What GAO thought
The Social Security Administration (SSA) has made several efforts to encourage employment for individuals with disabilities receiving supplemental income (SSI) who would like to work, but few take advantage of this support.
- Work incentives and support for young people in the transitional age. SSA administers work incentives and other employment support for youth of transition age (14 to 17 years) on SSI. These supports encourage employment by enabling these young people to keep at least part of their benefits, even if they have an income. In 2017, a GAO analysis of SSA data from 2012 to 2015 found that less than 1.5 percent of SSI youth benefited from these incentives. According to SSA and other officials, this may be because SSI youth and their families are often unaware of or do not understand the incentives, and may fear that work will negatively impact their benefits or eligibility.
- Work incentives for adults of working age. The Ticket to Work and Self-sufficiency Program (Ticket) is a voluntary program designed to help persons with disabilities find and keep work and reduce dependence on benefits. Ticket’s preliminary GAO analysis indicates that SSI recipients participated more often than other individuals with disabilities, and modestly benefited from the program. GAO’s analysis of SSA data from 2002 to 2015 found that, 5 years after participating in Ticket, approximately 4 percent of SSI participants had left the disability list due to employment income, compared with 2 percent of non-participants who had similar benefits. were in characteristics such as age, disability type and education. However, revenues for SSI Ticket participants remained low. GAO’s analysis of data from 2002 to 2018 shows that the average earnings for SSI Ticket participants, 5 years after participating, was $3,940 per year, including 57 percent who reported no earnings at all. GAO’s preliminary work also indicates that Ticket participants face a number of challenges to return to work, including their primary disability condition, which may not improve enough to allow for full-time employment, and barriers to employment, such as the loss of money and medical benefits.
Prior and ongoing GAO work has identified issues with SSA’s efforts to reduce improper payments, including overpayments, to SSI beneficiaries in general and beneficiaries who work in particular. Overpayments can occur when beneficiaries who work fail to report their earnings to SSA in a timely manner or SSA delays in adjusting their benefit amounts. SSA reported that SSI’s overpayment rate in fiscal 2019 was estimated at 8.13 percent, higher than other SSA programs. Furthermore, SSA reported that it had paid approximately $4.6 billion in overpaid SSI in fiscal 2019. Overpayments may have to be refunded, which can be inconvenient for recipients, especially those who were unaware that they had overpaid and had already spent the money. While SSA has taken steps to reduce overpayments, SSA’s Office of Inspector General found that SSA had failed to address delays in updating information about beneficiaries’ earnings. In addition, SSA has not implemented a GAO priority recommendation for 2020 to develop and implement a process to measure the effectiveness of its corrective actions for improper payments, including overpayments.
Why GAO Did This Study?

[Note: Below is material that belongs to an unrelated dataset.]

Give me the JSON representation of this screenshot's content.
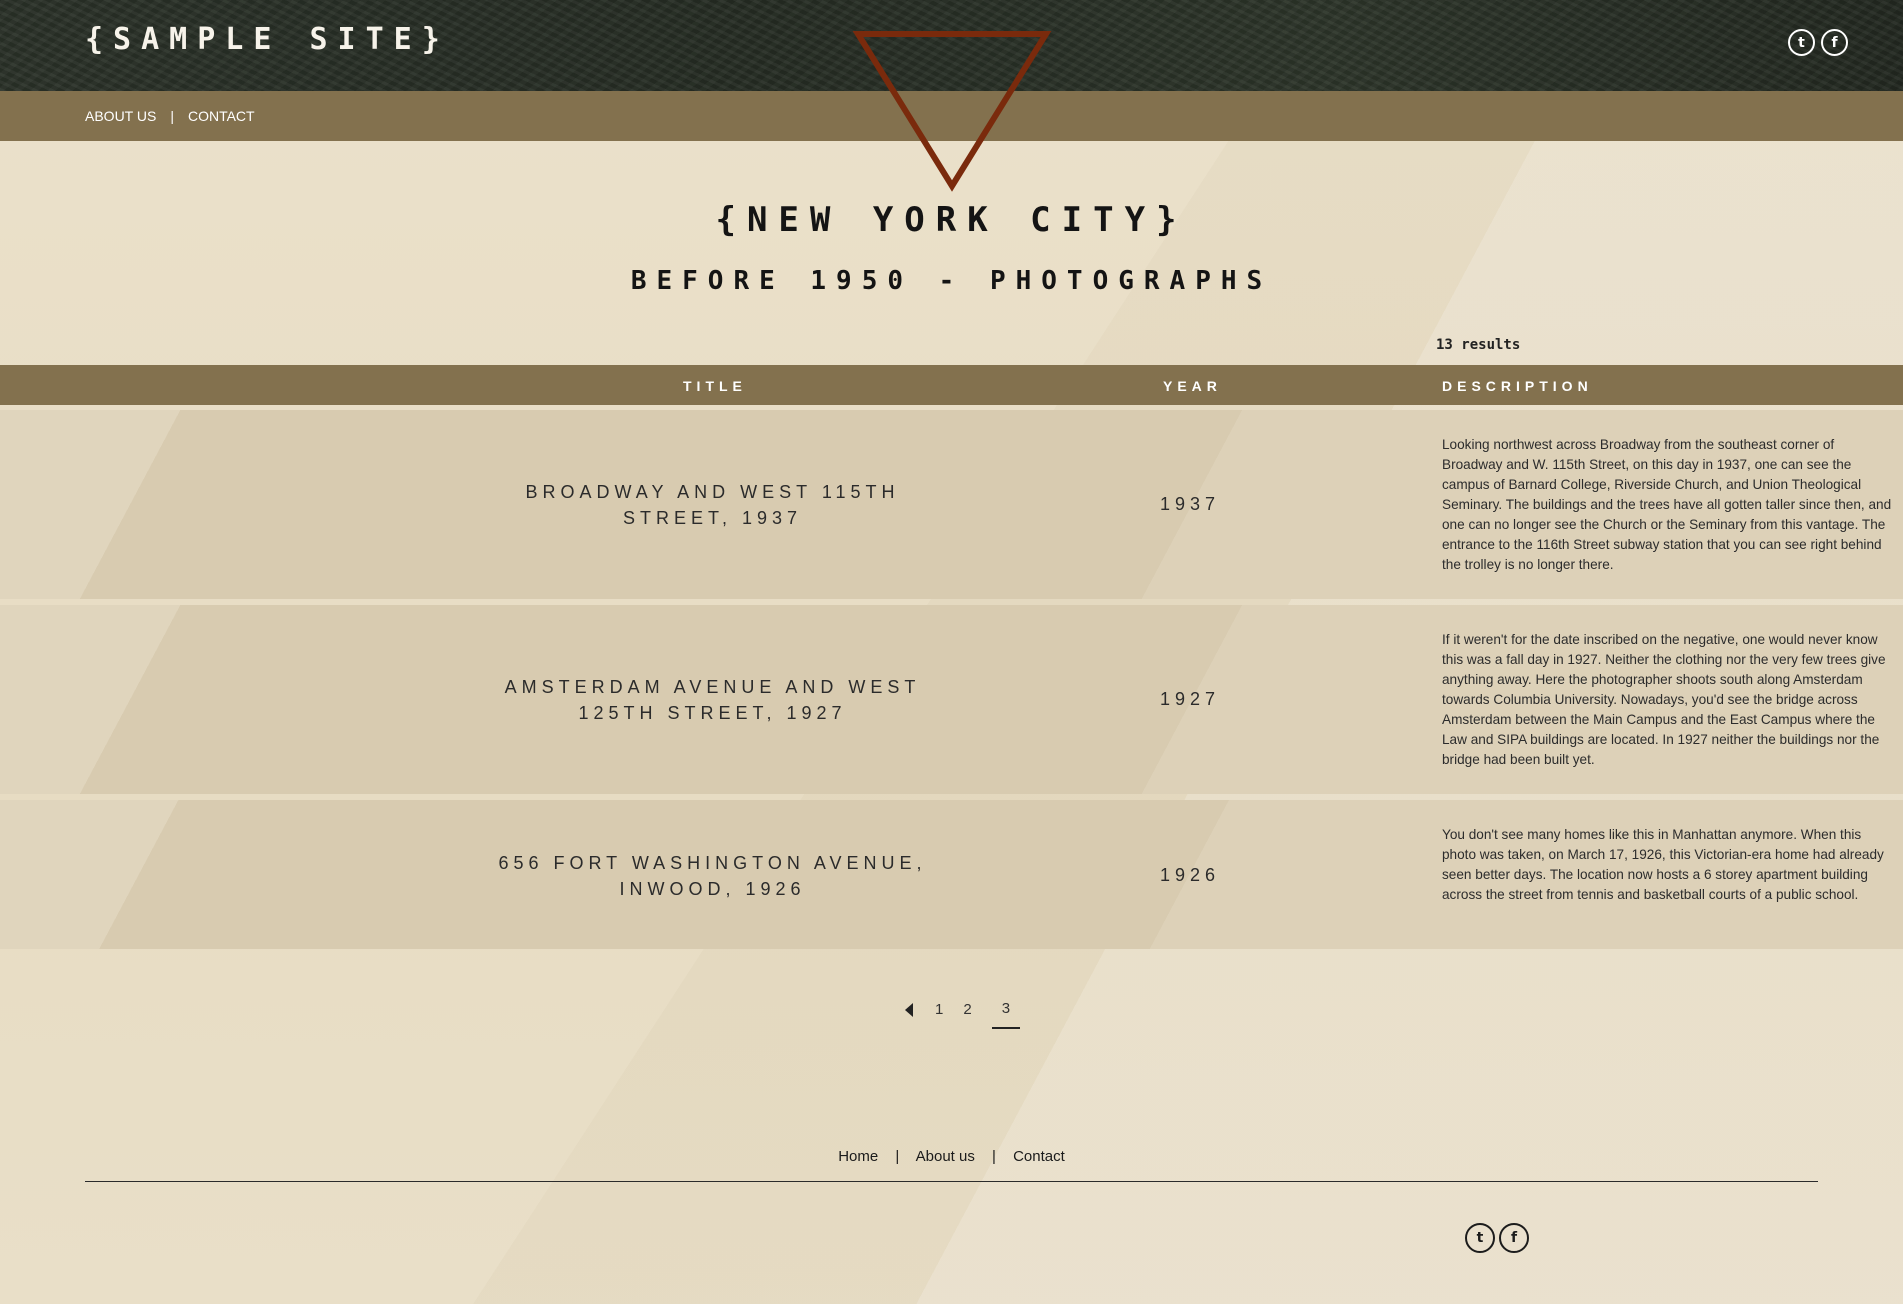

SSI is a federal aid program operated by SSA that provides benefits to certain individuals who are elderly, blind, or have disabilities. SSI acts as a safety net for individuals with limited resources and little or no other income. As such, SSI is an income based program. As of July 2021, approximately 71 percent of SSI beneficiaries were children or working-age persons with disabilities. SSA faces long-standing challenges in administering SSI and the other disability programs. GAO has released multiple reports with recommendations on how SSA might address these challenges.
This testimonial describes SSA’s challenges in (1) promoting employment for SSI recipients who want to work, and (2) preventing inappropriate payments to SSI recipients, including overpayments.
This statement is based primarily on previous GAO reports issued between 2010 and 2021, as well as preliminary observations from an ongoing GAO review of the Ticket program. To perform the work for these reports and the ongoing review, GAO used a variety of methods, including analyzing data; reviewing relevant federal laws, regulations and guidelines; reviewing key agency documents, such as SSA’s strategic plan and annual SSI stewardship reports; and interviewing experts and SSA officials.
For more information, contact Elizabeth H. Curda at (202) 512-7215 or [email protected]